## What you are asked to do:
Please repeat all of the listing exactly.

[[ Data to examine, beginning ]]

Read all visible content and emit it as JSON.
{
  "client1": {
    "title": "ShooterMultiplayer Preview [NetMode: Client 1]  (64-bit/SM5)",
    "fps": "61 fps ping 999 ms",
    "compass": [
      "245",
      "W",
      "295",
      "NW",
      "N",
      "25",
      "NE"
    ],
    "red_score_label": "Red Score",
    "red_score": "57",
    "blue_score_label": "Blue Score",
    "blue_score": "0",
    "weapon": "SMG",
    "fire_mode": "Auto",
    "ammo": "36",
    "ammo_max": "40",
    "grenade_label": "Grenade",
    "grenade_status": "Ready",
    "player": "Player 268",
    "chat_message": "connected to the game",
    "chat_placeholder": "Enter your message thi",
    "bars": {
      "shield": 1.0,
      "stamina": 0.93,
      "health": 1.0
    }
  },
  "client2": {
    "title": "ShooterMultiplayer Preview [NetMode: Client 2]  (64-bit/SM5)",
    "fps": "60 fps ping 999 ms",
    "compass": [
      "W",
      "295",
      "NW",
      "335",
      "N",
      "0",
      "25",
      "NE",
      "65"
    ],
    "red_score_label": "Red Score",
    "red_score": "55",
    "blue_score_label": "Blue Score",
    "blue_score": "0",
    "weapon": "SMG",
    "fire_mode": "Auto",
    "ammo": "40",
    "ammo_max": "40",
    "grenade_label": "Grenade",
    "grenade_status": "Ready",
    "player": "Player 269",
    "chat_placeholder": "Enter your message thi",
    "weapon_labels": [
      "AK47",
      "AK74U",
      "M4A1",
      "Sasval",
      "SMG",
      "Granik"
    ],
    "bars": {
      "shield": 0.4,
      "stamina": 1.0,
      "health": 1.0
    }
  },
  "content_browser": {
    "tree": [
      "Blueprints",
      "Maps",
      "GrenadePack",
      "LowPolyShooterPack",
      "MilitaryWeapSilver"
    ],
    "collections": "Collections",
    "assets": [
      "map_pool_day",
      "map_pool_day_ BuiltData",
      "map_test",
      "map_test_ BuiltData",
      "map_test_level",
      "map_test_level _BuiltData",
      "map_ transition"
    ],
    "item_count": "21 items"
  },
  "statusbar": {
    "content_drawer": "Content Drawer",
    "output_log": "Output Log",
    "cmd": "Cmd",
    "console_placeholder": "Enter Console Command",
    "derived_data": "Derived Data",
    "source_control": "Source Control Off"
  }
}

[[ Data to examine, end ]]

## Task answer:
Read all visible content and emit it as JSON.
{
  "client1": {
    "title": "ShooterMultiplayer Preview [NetMode: Client 1]  (64-bit/SM5)",
    "fps": "61 fps ping 999 ms",
    "compass": [
      "245",
      "W",
      "295",
      "NW",
      "N",
      "25",
      "NE"
    ],
    "red_score_label": "Red Score",
    "red_score": "57",
    "blue_score_label": "Blue Score",
    "blue_score": "0",
    "weapon": "SMG",
    "fire_mode": "Auto",
    "ammo": "36",
    "ammo_max": "40",
    "grenade_label": "Grenade",
    "grenade_status": "Ready",
    "player": "Player 268",
    "chat_message": "connected to the game",
    "chat_placeholder": "Enter your message thi",
    "bars": {
      "shield": 1.0,
      "stamina": 0.93,
      "health": 1.0
    }
  },
  "client2": {
    "title": "ShooterMultiplayer Preview [NetMode: Client 2]  (64-bit/SM5)",
    "fps": "60 fps ping 999 ms",
    "compass": [
      "W",
      "295",
      "NW",
      "335",
      "N",
      "0",
      "25",
      "NE",
      "65"
    ],
    "red_score_label": "Red Score",
    "red_score": "55",
    "blue_score_label": "Blue Score",
    "blue_score": "0",
    "weapon": "SMG",
    "fire_mode": "Auto",
    "ammo": "40",
    "ammo_max": "40",
    "grenade_label": "Grenade",
    "grenade_status": "Ready",
    "player": "Player 269",
    "chat_placeholder": "Enter your message thi",
    "weapon_labels": [
      "AK47",
      "AK74U",
      "M4A1",
      "Sasval",
      "SMG",
      "Granik"
    ],
    "bars": {
      "shield": 0.4,
      "stamina": 1.0,
      "health": 1.0
    }
  },
  "content_browser": {
    "tree": [
      "Blueprints",
      "Maps",
      "GrenadePack",
      "LowPolyShooterPack",
      "MilitaryWeapSilver"
    ],
    "collections": "Collections",
    "assets": [
      "map_pool_day",
      "map_pool_day_ BuiltData",
      "map_test",
      "map_test_ BuiltData",
      "map_test_level",
      "map_test_level _BuiltData",
      "map_ transition"
    ],
    "item_count": "21 items"
  },
  "statusbar": {
    "content_drawer": "Content Drawer",
    "output_log": "Output Log",
    "cmd": "Cmd",
    "console_placeholder": "Enter Console Command",
    "derived_data": "Derived Data",
    "source_control": "Source Control Off"
  }
}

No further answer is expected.